» Task to carry out
List each line of the data that holds the string "ffffff", please.

» Data for processing
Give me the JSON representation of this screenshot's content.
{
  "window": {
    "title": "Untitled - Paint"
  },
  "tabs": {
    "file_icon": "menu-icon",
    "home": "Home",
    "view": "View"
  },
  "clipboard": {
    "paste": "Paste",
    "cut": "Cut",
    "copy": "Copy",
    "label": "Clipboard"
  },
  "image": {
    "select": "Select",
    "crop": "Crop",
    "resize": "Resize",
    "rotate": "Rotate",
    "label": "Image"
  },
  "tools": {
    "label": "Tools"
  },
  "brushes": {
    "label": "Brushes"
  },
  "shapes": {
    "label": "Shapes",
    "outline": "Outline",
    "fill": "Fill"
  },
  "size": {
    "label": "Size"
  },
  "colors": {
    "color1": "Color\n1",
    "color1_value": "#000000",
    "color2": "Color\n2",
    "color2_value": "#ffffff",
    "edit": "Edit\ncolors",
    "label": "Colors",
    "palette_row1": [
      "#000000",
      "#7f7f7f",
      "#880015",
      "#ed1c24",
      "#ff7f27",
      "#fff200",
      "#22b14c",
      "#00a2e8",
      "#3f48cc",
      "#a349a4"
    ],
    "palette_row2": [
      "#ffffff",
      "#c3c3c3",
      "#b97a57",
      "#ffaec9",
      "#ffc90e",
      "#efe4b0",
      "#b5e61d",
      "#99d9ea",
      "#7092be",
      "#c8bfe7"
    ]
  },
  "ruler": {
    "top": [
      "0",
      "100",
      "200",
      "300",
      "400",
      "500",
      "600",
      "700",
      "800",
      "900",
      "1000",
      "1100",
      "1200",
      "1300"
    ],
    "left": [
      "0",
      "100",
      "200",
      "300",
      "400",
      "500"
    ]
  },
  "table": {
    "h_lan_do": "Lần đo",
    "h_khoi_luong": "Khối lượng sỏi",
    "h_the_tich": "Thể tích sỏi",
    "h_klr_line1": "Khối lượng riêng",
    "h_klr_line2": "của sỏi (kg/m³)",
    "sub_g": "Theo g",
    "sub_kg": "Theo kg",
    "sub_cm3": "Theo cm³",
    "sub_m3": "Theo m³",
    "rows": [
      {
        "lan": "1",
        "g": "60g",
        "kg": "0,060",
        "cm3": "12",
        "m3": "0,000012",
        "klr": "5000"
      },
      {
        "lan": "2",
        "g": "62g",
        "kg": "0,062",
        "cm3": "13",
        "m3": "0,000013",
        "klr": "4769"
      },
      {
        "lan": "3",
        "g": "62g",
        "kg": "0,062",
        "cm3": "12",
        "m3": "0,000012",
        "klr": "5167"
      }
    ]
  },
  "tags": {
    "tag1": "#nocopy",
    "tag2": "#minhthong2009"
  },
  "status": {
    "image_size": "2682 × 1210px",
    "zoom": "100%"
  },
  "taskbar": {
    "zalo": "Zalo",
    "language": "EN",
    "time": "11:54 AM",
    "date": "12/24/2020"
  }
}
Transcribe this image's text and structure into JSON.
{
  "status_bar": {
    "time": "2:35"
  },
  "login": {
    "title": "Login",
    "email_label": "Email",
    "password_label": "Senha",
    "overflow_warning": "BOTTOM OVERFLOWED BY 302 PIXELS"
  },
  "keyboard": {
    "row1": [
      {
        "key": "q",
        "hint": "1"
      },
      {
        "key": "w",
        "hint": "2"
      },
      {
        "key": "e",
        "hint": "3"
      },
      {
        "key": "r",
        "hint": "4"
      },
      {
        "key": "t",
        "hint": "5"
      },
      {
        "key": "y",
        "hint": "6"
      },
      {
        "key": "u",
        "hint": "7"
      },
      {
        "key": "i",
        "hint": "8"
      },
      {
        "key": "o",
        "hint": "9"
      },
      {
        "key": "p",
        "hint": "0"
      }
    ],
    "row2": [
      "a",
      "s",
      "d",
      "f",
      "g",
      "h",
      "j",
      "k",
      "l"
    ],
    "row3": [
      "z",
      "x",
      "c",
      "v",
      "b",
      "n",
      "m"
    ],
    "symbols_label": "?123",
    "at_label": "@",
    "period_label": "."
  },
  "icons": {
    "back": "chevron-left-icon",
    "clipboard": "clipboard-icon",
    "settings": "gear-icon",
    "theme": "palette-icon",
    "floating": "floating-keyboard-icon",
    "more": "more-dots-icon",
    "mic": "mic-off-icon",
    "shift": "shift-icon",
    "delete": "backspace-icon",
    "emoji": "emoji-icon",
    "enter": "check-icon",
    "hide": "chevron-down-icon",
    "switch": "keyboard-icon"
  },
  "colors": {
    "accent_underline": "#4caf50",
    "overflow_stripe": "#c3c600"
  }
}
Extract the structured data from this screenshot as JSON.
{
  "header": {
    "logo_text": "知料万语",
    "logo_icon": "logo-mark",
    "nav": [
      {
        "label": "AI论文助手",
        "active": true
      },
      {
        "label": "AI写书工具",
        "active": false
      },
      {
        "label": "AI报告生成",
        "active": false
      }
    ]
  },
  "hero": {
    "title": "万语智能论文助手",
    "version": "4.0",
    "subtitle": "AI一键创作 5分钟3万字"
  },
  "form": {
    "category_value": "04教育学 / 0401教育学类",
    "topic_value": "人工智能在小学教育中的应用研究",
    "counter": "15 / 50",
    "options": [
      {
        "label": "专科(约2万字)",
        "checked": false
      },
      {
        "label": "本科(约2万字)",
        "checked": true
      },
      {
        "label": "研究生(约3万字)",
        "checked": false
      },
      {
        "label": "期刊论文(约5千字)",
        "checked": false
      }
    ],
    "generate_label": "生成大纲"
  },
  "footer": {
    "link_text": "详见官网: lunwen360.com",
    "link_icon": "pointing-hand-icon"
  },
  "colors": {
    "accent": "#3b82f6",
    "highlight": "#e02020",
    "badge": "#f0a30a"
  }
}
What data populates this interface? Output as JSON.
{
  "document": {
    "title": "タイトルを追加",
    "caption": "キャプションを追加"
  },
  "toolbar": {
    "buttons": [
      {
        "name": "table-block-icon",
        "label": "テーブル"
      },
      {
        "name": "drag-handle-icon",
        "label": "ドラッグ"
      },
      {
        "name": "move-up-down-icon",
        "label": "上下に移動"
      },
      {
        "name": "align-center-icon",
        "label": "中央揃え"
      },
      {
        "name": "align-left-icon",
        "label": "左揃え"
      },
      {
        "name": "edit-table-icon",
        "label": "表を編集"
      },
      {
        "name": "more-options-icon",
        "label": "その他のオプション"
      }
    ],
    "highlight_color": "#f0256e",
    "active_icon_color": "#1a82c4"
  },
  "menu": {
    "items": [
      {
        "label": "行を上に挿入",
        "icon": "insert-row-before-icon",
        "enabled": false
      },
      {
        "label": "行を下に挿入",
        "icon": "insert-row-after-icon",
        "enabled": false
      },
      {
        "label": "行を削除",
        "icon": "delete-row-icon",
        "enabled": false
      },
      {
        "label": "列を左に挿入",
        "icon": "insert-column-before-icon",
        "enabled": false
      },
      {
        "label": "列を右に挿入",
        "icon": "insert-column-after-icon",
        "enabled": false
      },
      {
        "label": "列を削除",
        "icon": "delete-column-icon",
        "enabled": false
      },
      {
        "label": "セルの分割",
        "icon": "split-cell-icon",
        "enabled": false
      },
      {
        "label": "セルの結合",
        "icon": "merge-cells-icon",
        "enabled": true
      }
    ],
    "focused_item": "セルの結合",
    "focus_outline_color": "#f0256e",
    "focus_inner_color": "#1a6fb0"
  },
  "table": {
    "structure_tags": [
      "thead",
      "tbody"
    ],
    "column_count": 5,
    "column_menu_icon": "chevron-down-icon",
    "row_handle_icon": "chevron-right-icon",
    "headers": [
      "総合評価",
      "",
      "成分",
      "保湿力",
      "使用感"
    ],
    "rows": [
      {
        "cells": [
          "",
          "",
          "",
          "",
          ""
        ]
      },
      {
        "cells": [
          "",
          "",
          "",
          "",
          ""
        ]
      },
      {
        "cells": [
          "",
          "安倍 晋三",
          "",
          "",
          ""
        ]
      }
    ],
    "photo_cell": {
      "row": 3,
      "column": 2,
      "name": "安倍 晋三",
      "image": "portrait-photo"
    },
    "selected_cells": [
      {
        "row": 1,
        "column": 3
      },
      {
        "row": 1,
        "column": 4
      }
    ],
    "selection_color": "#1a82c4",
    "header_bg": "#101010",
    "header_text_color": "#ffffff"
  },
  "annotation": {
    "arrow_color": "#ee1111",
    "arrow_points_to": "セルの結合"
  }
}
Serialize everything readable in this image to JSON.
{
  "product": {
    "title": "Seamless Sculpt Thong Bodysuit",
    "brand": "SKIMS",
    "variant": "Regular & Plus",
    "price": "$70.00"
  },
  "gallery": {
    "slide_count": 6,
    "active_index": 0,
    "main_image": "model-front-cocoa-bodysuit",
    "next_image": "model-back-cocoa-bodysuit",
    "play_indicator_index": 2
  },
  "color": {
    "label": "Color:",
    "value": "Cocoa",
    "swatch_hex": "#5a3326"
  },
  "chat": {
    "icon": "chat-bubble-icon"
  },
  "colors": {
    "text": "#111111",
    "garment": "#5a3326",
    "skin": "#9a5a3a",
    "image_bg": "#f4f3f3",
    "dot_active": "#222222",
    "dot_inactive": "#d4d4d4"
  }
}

» Solution to this problem
    "color2_value": "#ffffff",
      "#ffffff",
    "header_text_color": "#ffffff"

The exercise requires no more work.